» **SUPPLIED MATERIAL**
__________________________________________________

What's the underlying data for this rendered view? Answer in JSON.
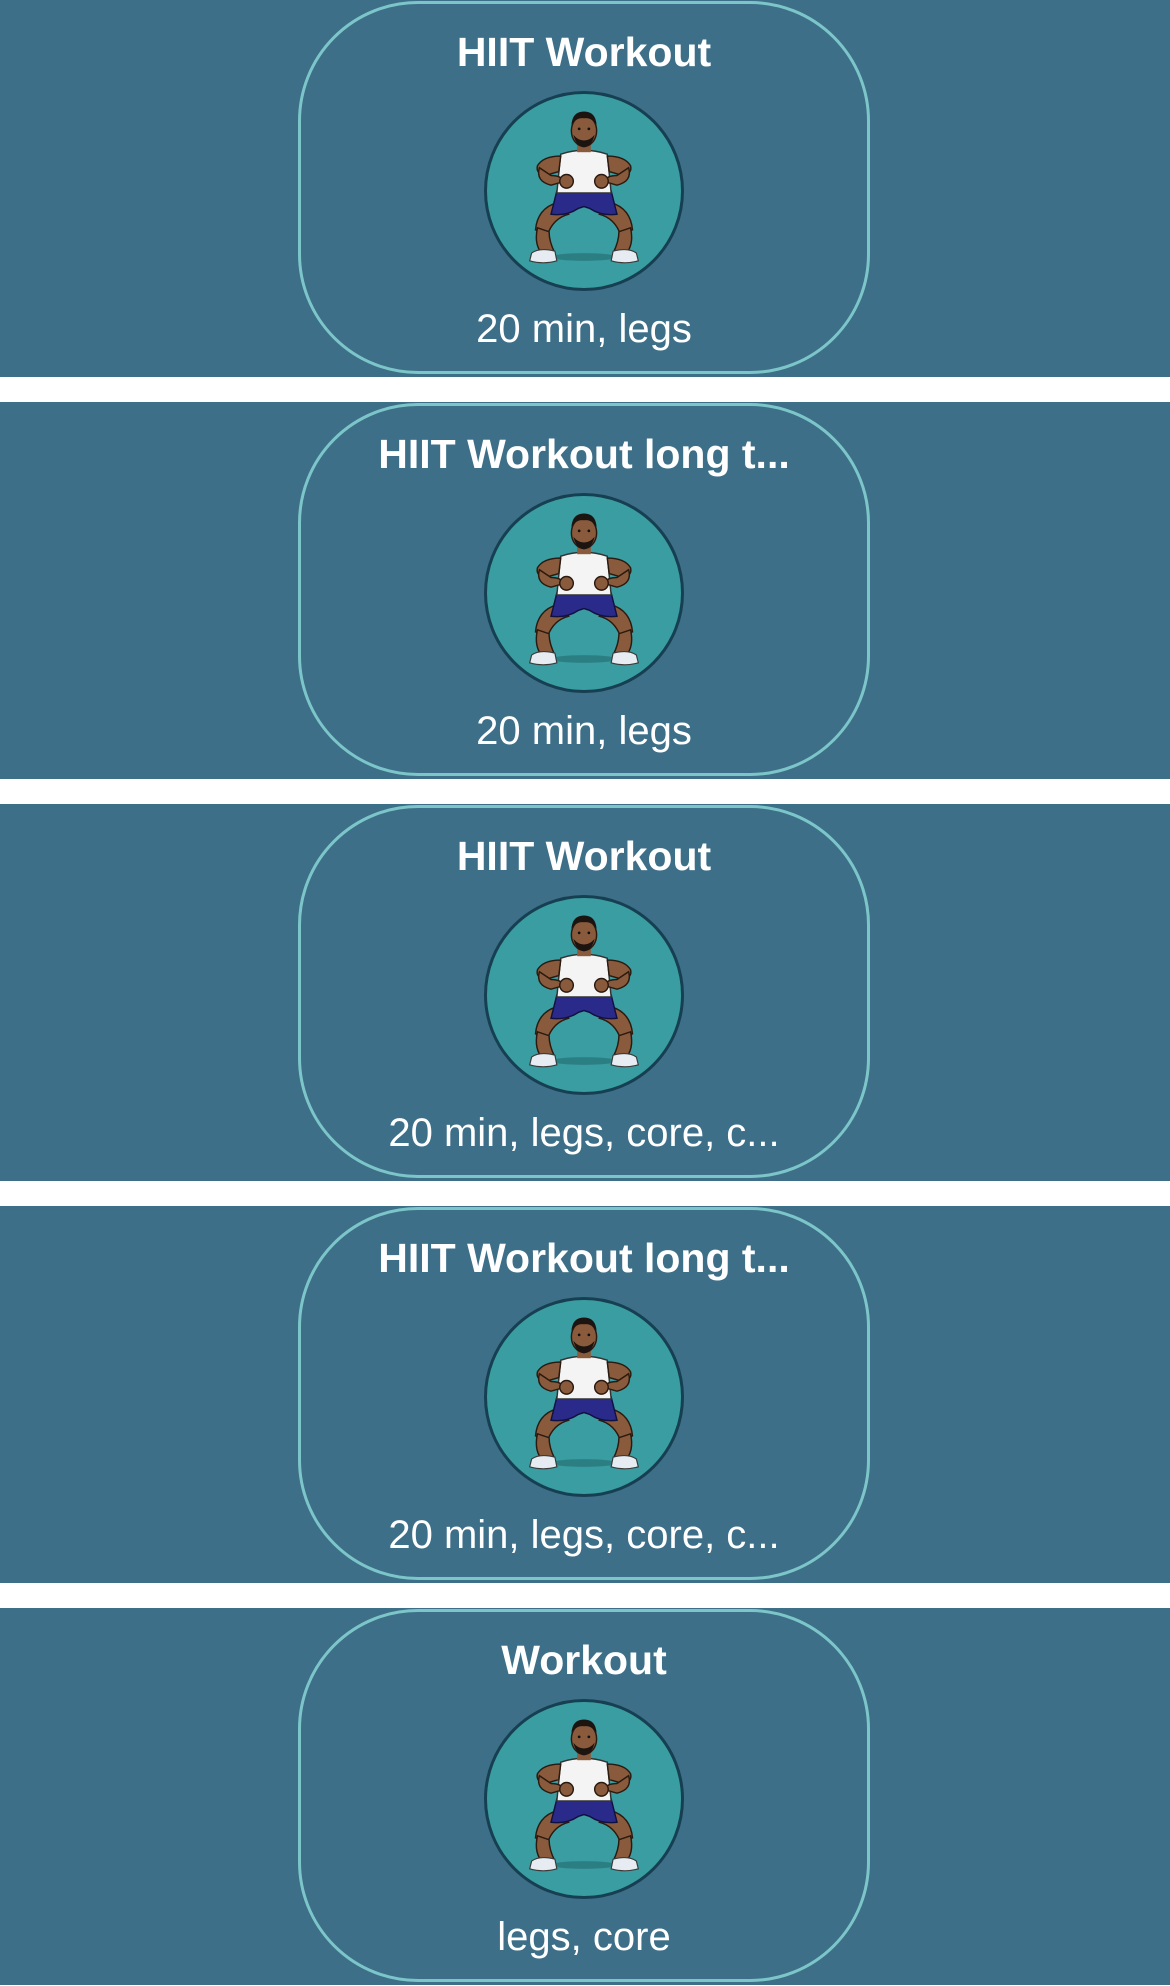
{
  "colors": {
    "row_background": "#3d6f88",
    "card_border": "#7cc6ca",
    "avatar_background": "#3a9da1",
    "avatar_ring": "#163f52",
    "separator": "#ffffff",
    "text": "#ffffff"
  },
  "workouts": [
    {
      "title": "HIIT Workout",
      "subtitle": "20 min, legs",
      "icon": "squat-athlete-avatar"
    },
    {
      "title": "HIIT Workout long t...",
      "subtitle": "20 min, legs",
      "icon": "squat-athlete-avatar"
    },
    {
      "title": "HIIT Workout",
      "subtitle": "20 min, legs, core, c...",
      "icon": "squat-athlete-avatar"
    },
    {
      "title": "HIIT Workout long t...",
      "subtitle": "20 min, legs, core, c...",
      "icon": "squat-athlete-avatar"
    },
    {
      "title": "Workout",
      "subtitle": "legs, core",
      "icon": "squat-athlete-avatar"
    }
  ]
}
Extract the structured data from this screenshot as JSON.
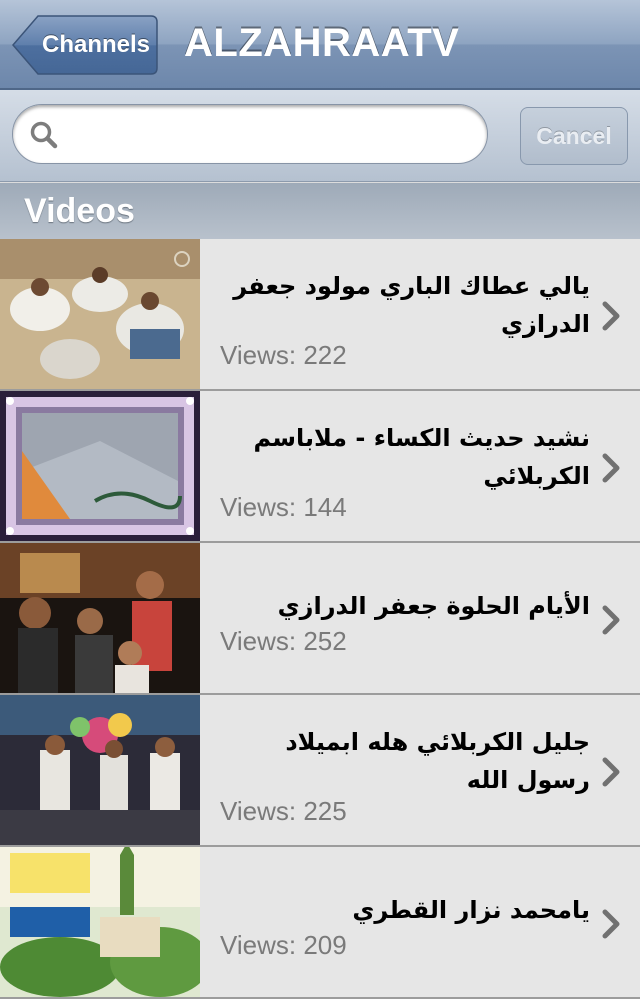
{
  "navbar": {
    "back_label": "Channels",
    "title": "ALZAHRAATV"
  },
  "search": {
    "value": "",
    "placeholder": "",
    "cancel_label": "Cancel"
  },
  "section": {
    "title": "Videos"
  },
  "videos": [
    {
      "title": "يالي عطاك الباري مولود   جعفر الدرازي",
      "views": "Views: 222",
      "thumb": "crowd-seated-men"
    },
    {
      "title": "نشيد حديث الكساء - ملاباسم الكربلائي",
      "views": "Views: 144",
      "thumb": "fatima-calligraphy-frame"
    },
    {
      "title": "الأيام الحلوة   جعفر الدرازي",
      "views": "Views: 252",
      "thumb": "performers-stage"
    },
    {
      "title": "جليل الكربلائي هله ابميلاد رسول الله",
      "views": "Views: 225",
      "thumb": "celebration-crowd"
    },
    {
      "title": "يامحمد  نزار القطري",
      "views": "Views: 209",
      "thumb": "mosque-garden"
    }
  ],
  "colors": {
    "navbar": "#7c94b5",
    "row_bg": "#e6e6e6",
    "views_text": "#7a7a7a"
  },
  "icons": {
    "search": "search-icon",
    "chevron": "chevron-right-icon",
    "back": "back-arrow-button"
  }
}
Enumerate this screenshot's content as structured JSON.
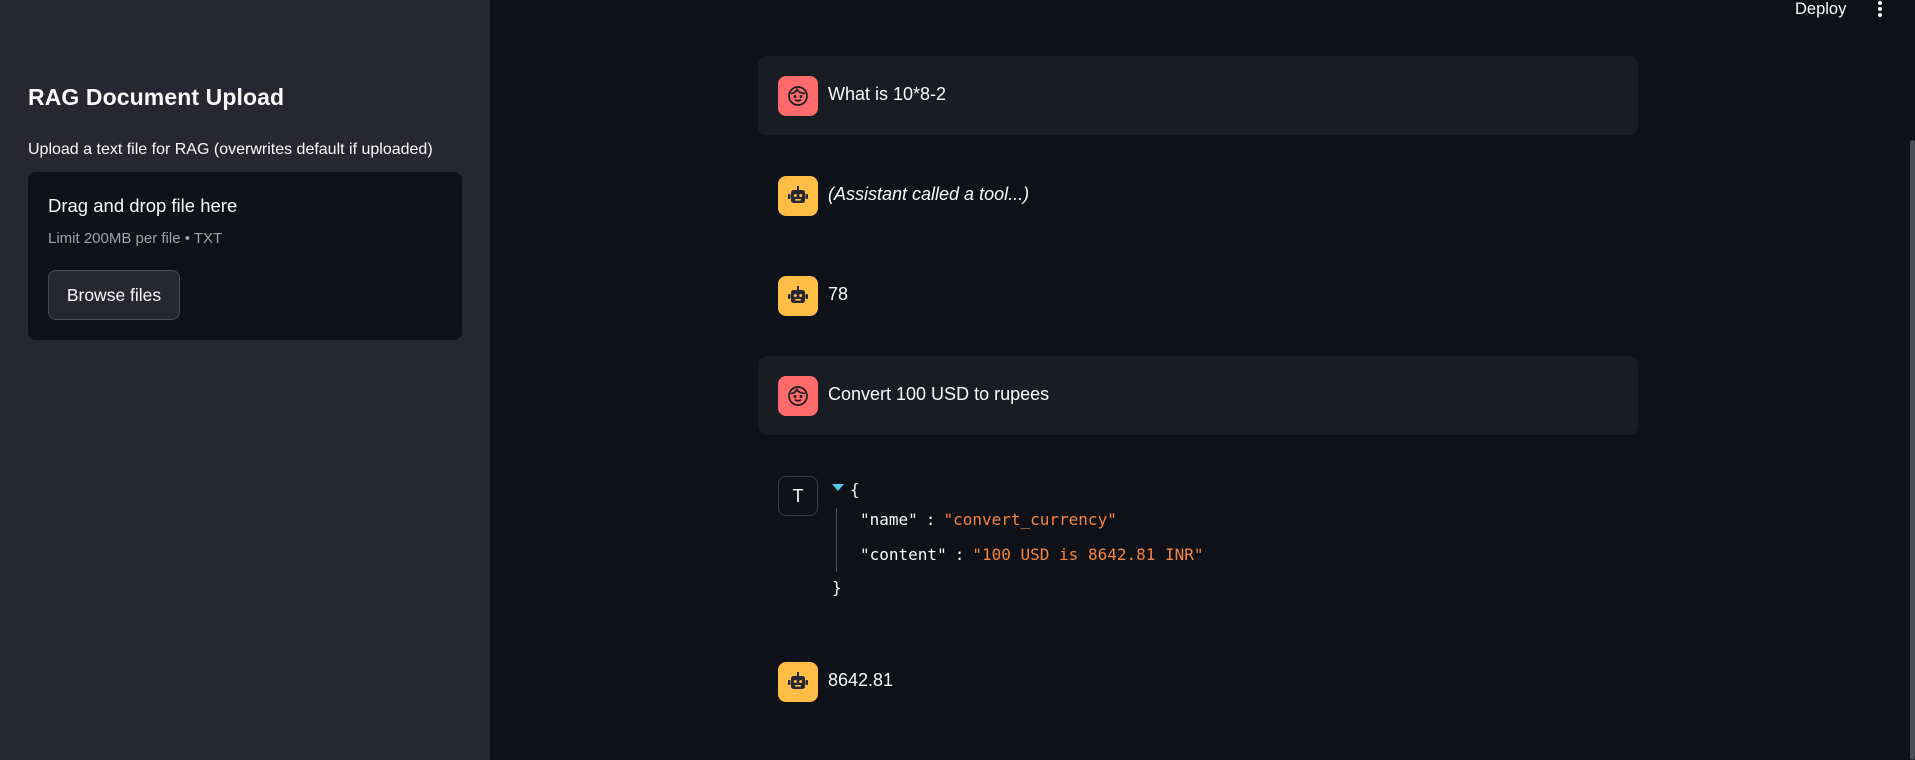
{
  "sidebar": {
    "title": "RAG Document Upload",
    "uploader": {
      "label": "Upload a text file for RAG (overwrites default if uploaded)",
      "drop_title": "Drag and drop file here",
      "drop_subtitle": "Limit 200MB per file • TXT",
      "browse_label": "Browse files"
    }
  },
  "header": {
    "deploy_label": "Deploy",
    "menu_icon": "kebab-menu-icon"
  },
  "chat": {
    "messages": [
      {
        "role": "user",
        "icon": "user-avatar-icon",
        "text": "What is 10*8-2"
      },
      {
        "role": "assistant",
        "icon": "robot-avatar-icon",
        "text": "(Assistant called a tool...)"
      },
      {
        "role": "assistant",
        "icon": "robot-avatar-icon",
        "text": "78"
      },
      {
        "role": "user",
        "icon": "user-avatar-icon",
        "text": "Convert 100 USD to rupees"
      },
      {
        "role": "tool",
        "avatar_letter": "T",
        "json": {
          "open": "{",
          "close": "}",
          "entries": [
            {
              "key": "\"name\"",
              "colon": ":",
              "value": "\"convert_currency\""
            },
            {
              "key": "\"content\"",
              "colon": ":",
              "value": "\"100 USD is 8642.81 INR\""
            }
          ]
        }
      },
      {
        "role": "assistant",
        "icon": "robot-avatar-icon",
        "text": "8642.81"
      }
    ]
  },
  "colors": {
    "app_bg": "#0e1117",
    "sidebar_bg": "#262730",
    "user_avatar": "#ff6b6b",
    "assistant_avatar": "#ffbd45",
    "json_value": "#f5843c",
    "json_caret": "#57c7e3"
  }
}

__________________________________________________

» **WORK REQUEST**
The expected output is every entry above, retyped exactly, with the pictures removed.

» **TASK OUTPUT**
What's the underlying data for this rendered view? Answer in JSON.
{
  "colors": {
    "row_background": "#3d6f88",
    "card_border": "#7cc6ca",
    "avatar_background": "#3a9da1",
    "avatar_ring": "#163f52",
    "separator": "#ffffff",
    "text": "#ffffff"
  },
  "workouts": [
    {
      "title": "HIIT Workout",
      "subtitle": "20 min, legs",
      "icon": "squat-athlete-avatar"
    },
    {
      "title": "HIIT Workout long t...",
      "subtitle": "20 min, legs",
      "icon": "squat-athlete-avatar"
    },
    {
      "title": "HIIT Workout",
      "subtitle": "20 min, legs, core, c...",
      "icon": "squat-athlete-avatar"
    },
    {
      "title": "HIIT Workout long t...",
      "subtitle": "20 min, legs, core, c...",
      "icon": "squat-athlete-avatar"
    },
    {
      "title": "Workout",
      "subtitle": "legs, core",
      "icon": "squat-athlete-avatar"
    }
  ]
}
Extract the structured data from this screenshot as JSON.
{
  "navbar": {
    "back_label": "Channels",
    "title": "ALZAHRAATV"
  },
  "search": {
    "value": "",
    "placeholder": "",
    "cancel_label": "Cancel"
  },
  "section": {
    "title": "Videos"
  },
  "videos": [
    {
      "title": "يالي عطاك الباري مولود   جعفر الدرازي",
      "views": "Views: 222",
      "thumb": "crowd-seated-men"
    },
    {
      "title": "نشيد حديث الكساء - ملاباسم الكربلائي",
      "views": "Views: 144",
      "thumb": "fatima-calligraphy-frame"
    },
    {
      "title": "الأيام الحلوة   جعفر الدرازي",
      "views": "Views: 252",
      "thumb": "performers-stage"
    },
    {
      "title": "جليل الكربلائي هله ابميلاد رسول الله",
      "views": "Views: 225",
      "thumb": "celebration-crowd"
    },
    {
      "title": "يامحمد  نزار القطري",
      "views": "Views: 209",
      "thumb": "mosque-garden"
    }
  ],
  "colors": {
    "navbar": "#7c94b5",
    "row_bg": "#e6e6e6",
    "views_text": "#7a7a7a"
  },
  "icons": {
    "search": "search-icon",
    "chevron": "chevron-right-icon",
    "back": "back-arrow-button"
  }
}
Enumerate this screenshot's content as structured JSON.
{
  "sidebar": {
    "title": "RAG Document Upload",
    "uploader": {
      "label": "Upload a text file for RAG (overwrites default if uploaded)",
      "drop_title": "Drag and drop file here",
      "drop_subtitle": "Limit 200MB per file • TXT",
      "browse_label": "Browse files"
    }
  },
  "header": {
    "deploy_label": "Deploy",
    "menu_icon": "kebab-menu-icon"
  },
  "chat": {
    "messages": [
      {
        "role": "user",
        "icon": "user-avatar-icon",
        "text": "What is 10*8-2"
      },
      {
        "role": "assistant",
        "icon": "robot-avatar-icon",
        "text": "(Assistant called a tool...)"
      },
      {
        "role": "assistant",
        "icon": "robot-avatar-icon",
        "text": "78"
      },
      {
        "role": "user",
        "icon": "user-avatar-icon",
        "text": "Convert 100 USD to rupees"
      },
      {
        "role": "tool",
        "avatar_letter": "T",
        "json": {
          "open": "{",
          "close": "}",
          "entries": [
            {
              "key": "\"name\"",
              "colon": ":",
              "value": "\"convert_currency\""
            },
            {
              "key": "\"content\"",
              "colon": ":",
              "value": "\"100 USD is 8642.81 INR\""
            }
          ]
        }
      },
      {
        "role": "assistant",
        "icon": "robot-avatar-icon",
        "text": "8642.81"
      }
    ]
  },
  "colors": {
    "app_bg": "#0e1117",
    "sidebar_bg": "#262730",
    "user_avatar": "#ff6b6b",
    "assistant_avatar": "#ffbd45",
    "json_value": "#f5843c",
    "json_caret": "#57c7e3"
  }
}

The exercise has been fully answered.